  5. Dude, my entire blog is a lesson in this. So true.

  6. “CityPages is good for nothing more than glancing at while I’m waiting for my coffee..” Interesting. I do that with the Wall Street Journal and no one would consider that paper small and un-influential. Of course, I don’t read CityPages either, so it’s a bit of a moot point for me.

    Derrick, your comment misses the point of Mike’s post, especially with the spaghetti against the wall observation. No legitmate or experienced company marketer would reasonably justify such an approach.

    It’s short sighted to think a conversion is the end of the story, but then again, that’s all an affiliate marketer cares about.

    Mike’s post is not about affiliate marketing. It’s about the marketing of products and services online by the companies that fulfill those orders.

    What’s short sighted you say? Well, getting a large number of conversions on irrelevant, but high demand keywords usually means a customer service nightmare when products are delivered and they’re not what the customer thought they’d be.

    The cost of returns and handling inbound queries/complaints makes such a shotgun effort nothing more than the kind of immature tactics that give the SEO industry a bad name.

    Affiliate marketers can afford to be far more experimental and can “get away” with whatever it takes to get conversions because that’s all they’re accountable for. Corporate marketing and lead generation is another matter entirely.

  7. Adam Taylor says:

    Yes most of my traffic seems to come looking for harry potter porn…

  8. “No legitmate or experienced company marketer would reasonably justify such an approach.”

    I’m sorry, but I have to strongly disagree with you Lee.

    Are television commercials directly related to the show during which they appear? Do outdoor billboards have anything to with where they appear, or what you, as the observer, are currently doing? No…

    “What’s short sighted you say? Well, getting a large number of conversions on irrelevant, but high demand keywords usually means a customer service nightmare when products are delivered and they’re not what the customer thought they’d be.”

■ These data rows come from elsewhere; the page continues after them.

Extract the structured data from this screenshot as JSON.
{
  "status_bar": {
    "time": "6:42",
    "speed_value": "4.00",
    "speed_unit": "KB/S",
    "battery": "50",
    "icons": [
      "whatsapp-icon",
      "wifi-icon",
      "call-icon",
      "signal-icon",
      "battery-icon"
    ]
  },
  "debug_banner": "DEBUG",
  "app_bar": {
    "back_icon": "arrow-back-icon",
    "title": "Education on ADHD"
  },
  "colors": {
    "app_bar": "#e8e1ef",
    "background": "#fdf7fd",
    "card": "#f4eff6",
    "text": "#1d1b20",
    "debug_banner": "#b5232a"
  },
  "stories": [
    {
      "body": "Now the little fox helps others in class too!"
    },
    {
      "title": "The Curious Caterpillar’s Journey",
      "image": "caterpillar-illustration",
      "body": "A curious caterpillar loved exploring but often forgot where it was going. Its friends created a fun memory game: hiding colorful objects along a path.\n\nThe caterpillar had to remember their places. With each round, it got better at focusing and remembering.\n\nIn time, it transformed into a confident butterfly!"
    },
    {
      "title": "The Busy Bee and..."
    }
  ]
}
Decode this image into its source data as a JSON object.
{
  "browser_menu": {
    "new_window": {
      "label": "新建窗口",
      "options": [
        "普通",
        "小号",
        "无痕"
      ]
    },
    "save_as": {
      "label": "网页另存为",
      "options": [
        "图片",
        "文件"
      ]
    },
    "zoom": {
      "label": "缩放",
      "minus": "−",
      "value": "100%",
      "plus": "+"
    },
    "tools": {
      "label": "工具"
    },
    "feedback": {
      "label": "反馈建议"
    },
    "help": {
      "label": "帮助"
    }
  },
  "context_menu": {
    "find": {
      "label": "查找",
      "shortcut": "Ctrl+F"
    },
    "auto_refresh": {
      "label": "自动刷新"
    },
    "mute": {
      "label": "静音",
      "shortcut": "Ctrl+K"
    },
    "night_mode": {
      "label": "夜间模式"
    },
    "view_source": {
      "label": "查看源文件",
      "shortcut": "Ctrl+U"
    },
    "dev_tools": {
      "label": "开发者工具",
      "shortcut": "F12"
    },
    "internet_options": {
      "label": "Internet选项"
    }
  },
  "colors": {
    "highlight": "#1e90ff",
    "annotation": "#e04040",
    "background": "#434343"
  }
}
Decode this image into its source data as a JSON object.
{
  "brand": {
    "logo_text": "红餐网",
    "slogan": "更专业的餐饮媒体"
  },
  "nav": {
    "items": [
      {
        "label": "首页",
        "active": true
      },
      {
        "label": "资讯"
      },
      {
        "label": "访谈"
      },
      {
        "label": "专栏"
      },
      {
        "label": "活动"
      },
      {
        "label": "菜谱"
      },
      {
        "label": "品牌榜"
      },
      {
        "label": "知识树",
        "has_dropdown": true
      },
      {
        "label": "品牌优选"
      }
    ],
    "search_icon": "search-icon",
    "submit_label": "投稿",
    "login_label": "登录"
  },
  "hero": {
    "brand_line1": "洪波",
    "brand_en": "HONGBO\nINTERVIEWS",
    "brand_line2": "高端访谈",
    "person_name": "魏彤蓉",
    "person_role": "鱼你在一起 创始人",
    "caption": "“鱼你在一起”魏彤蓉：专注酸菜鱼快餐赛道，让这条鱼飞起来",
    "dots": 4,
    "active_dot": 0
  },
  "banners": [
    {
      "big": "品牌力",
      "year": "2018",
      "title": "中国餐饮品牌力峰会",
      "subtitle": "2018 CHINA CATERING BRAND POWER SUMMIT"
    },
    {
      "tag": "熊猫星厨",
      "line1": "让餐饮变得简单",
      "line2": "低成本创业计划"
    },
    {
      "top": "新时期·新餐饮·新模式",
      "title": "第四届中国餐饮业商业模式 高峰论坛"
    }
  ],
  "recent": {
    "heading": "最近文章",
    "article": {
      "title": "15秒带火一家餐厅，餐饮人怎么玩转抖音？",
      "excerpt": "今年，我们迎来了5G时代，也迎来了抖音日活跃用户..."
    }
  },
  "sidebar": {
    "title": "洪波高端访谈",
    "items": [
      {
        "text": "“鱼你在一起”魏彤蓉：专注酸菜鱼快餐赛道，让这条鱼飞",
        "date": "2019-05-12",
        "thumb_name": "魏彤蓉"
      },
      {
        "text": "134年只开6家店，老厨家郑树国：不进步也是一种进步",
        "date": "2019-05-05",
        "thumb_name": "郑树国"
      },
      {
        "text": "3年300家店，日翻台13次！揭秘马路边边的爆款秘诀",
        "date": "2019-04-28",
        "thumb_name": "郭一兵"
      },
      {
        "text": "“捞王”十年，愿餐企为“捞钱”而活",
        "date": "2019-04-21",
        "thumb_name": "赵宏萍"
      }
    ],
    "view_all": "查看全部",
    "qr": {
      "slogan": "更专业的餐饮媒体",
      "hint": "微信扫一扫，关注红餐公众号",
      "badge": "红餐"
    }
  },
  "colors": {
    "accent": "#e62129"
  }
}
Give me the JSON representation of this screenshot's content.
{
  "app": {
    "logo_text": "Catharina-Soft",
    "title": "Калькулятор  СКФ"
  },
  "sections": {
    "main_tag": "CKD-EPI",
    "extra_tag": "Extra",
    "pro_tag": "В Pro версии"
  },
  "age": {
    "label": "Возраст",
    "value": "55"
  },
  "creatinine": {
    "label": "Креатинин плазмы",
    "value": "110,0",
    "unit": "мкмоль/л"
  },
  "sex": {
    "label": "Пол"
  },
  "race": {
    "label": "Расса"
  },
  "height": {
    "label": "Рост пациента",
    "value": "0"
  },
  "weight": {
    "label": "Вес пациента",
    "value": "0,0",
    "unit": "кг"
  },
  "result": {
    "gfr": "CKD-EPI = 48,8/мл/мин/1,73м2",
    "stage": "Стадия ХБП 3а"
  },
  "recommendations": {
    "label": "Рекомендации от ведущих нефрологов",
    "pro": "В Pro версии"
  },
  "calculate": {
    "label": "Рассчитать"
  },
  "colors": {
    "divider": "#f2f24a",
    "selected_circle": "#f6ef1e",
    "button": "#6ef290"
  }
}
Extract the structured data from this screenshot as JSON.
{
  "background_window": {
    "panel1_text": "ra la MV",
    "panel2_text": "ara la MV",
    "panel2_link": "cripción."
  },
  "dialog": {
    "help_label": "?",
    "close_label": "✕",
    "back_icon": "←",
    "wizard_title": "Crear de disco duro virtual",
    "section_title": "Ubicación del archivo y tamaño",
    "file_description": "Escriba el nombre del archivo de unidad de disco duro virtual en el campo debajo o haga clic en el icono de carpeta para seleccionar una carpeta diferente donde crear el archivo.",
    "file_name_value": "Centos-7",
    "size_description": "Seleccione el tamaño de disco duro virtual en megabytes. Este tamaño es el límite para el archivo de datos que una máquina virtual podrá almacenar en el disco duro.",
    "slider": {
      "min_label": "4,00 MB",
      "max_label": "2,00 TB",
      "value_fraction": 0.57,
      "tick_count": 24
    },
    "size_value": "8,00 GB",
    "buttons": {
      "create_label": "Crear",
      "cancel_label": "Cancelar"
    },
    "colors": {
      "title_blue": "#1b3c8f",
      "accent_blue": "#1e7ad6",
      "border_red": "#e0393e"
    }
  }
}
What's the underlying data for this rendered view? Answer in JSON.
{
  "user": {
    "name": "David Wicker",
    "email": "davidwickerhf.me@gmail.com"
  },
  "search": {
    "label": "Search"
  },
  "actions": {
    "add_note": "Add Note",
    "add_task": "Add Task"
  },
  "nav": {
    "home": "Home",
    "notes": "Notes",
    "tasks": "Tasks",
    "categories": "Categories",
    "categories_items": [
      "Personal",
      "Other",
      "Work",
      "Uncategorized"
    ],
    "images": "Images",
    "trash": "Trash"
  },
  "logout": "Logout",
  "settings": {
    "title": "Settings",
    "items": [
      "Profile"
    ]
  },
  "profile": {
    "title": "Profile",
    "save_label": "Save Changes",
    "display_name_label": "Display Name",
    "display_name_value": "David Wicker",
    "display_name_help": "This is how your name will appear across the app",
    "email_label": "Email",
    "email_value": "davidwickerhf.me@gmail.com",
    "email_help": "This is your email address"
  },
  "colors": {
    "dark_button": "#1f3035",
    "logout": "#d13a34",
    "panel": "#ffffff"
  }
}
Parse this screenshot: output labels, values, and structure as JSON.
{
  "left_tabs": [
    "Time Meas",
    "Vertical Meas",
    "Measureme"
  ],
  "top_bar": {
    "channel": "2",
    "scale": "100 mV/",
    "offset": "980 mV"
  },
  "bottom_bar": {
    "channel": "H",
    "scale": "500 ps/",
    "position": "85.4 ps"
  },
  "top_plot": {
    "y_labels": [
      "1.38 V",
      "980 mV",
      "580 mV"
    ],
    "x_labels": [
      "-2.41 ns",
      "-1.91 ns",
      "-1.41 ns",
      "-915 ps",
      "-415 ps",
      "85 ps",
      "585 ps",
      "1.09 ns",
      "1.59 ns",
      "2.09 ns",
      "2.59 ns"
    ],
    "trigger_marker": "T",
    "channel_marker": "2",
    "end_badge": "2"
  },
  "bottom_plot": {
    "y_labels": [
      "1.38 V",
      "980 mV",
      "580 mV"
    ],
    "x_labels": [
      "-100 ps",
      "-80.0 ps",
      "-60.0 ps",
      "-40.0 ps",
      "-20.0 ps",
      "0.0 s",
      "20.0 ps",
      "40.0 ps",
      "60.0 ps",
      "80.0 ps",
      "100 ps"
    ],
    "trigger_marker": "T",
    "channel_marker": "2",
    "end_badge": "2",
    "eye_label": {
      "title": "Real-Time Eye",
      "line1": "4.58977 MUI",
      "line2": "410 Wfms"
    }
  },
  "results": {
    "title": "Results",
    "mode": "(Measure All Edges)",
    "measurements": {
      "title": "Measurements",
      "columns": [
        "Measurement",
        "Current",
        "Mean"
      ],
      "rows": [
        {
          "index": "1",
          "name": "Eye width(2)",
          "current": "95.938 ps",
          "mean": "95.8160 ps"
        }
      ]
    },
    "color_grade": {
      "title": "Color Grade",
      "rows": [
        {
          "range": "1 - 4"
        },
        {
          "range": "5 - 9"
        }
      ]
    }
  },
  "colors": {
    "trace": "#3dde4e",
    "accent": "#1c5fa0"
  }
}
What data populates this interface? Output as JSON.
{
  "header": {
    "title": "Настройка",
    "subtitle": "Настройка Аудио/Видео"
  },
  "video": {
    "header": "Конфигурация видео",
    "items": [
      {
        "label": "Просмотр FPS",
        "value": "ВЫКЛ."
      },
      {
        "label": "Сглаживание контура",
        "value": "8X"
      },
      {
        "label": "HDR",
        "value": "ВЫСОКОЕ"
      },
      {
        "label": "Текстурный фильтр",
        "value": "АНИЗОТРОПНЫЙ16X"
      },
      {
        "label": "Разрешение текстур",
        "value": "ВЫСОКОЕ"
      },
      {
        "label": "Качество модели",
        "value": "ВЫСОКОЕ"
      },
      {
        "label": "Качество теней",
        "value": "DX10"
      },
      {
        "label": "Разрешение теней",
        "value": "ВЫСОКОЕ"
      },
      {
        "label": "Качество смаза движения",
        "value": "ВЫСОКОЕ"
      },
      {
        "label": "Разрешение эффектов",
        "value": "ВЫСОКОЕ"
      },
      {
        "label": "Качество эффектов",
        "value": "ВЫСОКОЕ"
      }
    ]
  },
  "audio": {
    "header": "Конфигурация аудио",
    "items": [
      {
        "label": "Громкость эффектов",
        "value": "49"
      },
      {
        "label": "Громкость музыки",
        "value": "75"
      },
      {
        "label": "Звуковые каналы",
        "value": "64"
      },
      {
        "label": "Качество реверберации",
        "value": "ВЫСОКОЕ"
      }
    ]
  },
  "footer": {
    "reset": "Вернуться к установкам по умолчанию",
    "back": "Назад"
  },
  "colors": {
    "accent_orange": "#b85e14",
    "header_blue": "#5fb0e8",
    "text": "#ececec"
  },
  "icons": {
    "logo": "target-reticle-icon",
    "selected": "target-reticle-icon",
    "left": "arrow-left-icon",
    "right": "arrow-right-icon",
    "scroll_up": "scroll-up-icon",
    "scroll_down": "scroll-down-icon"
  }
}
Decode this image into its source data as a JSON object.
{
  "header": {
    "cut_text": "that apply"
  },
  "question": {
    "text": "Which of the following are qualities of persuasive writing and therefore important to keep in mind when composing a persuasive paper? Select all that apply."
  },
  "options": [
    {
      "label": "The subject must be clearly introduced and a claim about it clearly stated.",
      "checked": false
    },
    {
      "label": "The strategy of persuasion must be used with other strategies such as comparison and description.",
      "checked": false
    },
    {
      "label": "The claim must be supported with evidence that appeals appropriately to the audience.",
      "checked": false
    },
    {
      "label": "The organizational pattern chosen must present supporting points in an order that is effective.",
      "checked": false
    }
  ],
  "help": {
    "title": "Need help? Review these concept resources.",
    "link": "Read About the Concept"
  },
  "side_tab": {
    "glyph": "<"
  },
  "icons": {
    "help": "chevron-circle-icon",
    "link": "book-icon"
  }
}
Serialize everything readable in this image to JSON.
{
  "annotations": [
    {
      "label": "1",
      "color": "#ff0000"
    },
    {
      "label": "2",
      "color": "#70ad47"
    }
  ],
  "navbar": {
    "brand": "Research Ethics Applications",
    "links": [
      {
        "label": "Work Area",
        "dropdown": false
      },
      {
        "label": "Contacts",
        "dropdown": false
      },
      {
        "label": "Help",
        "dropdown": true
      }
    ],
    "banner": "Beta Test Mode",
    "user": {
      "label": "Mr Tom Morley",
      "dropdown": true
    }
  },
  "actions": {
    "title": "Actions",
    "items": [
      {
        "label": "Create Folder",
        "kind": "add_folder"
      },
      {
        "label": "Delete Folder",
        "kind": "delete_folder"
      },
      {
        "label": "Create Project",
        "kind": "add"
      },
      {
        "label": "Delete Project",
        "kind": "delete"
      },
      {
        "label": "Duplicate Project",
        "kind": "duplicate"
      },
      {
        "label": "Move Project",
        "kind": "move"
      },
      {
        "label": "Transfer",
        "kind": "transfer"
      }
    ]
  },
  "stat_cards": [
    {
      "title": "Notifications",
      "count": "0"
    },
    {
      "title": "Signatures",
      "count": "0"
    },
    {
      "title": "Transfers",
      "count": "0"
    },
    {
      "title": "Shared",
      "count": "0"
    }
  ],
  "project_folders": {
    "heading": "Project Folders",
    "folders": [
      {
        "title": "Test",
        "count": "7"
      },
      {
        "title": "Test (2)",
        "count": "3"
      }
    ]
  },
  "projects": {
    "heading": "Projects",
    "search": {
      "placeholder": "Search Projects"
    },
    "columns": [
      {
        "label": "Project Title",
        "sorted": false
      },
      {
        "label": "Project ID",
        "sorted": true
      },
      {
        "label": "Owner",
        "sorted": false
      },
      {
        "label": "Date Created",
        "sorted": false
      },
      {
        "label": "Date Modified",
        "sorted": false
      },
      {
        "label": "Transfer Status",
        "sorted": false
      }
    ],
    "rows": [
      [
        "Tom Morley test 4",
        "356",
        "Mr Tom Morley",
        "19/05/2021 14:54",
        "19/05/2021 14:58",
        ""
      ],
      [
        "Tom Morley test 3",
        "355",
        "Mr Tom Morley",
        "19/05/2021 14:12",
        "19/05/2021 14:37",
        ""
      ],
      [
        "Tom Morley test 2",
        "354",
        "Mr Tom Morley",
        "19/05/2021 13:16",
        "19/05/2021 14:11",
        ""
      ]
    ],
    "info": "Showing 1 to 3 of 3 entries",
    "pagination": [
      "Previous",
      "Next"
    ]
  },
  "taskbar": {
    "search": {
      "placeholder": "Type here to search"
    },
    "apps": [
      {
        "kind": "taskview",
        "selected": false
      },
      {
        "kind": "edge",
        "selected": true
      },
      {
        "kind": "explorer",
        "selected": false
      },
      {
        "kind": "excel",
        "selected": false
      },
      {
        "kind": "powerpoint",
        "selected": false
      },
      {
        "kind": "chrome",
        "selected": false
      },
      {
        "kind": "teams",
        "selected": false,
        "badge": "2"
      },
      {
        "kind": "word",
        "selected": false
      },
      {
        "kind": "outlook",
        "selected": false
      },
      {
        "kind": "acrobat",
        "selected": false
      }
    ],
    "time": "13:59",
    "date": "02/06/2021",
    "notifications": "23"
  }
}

    I’m not sure what you’re point is here. Unless you’re being completely misleading with your offering, you shouldn’t have a problem.

    Many commercials that I watch on TV are not relevant to the show I’m watching. Say, for example, I’m watching The Colbert Report and I see a commercial for Geico car insurance — If I happen to be in the need for car insurance, I may engage with the ad. If not, I’ll ignore it.

    Likewise, if Geico setup an Adwords campaign and “Tonight Show” was one of their keywords – regardless of whether or not it’s what a user was searching for – if it fulfilled a purpose and the user is satisfied, then I don’t see the problem.

    “The cost of returns and handling inbound queries/complaints makes such a shotgun effort nothing more than the kind of immature tactics that give the SEO industry a bad name.”

    Two last points:

    1. You’re assuming that bidding on unrelated keywords is a “shotgun” approach when it may, in reality be the result of many different tests. Just because “ABC” converts for “XYZ” doesn’t mean it’s a ‘shotgun’ approach.

    2. Regarding your reference to SEO; I’ve been referring to SEM, or the paid side of search in this case. SEO is a different ballgame, obviously. I wouldn’t necessarily put much effort into a longer-term, organic seo campaign given the above examples.

    We can continue the conversation at MIMA’s upcoming summit, assuming you’re going.

  9. Well, I can tell you this post “ranks” for Google Alerts today. Your link was in the daily email I get, keywords “porn seo.” Well written, btw.

    Damian

  10. “Your link was in the daily email I get, keywords “porn seo.” ”

    – Too funny.

  11. Derrick, you’re making an apples to oranges comparison using PPC when the blog post is clearly about SEO.

    I just checked GA and 9,190 unique phrases brought visitors to this blog in the past 30 days with more than a few unusual queries.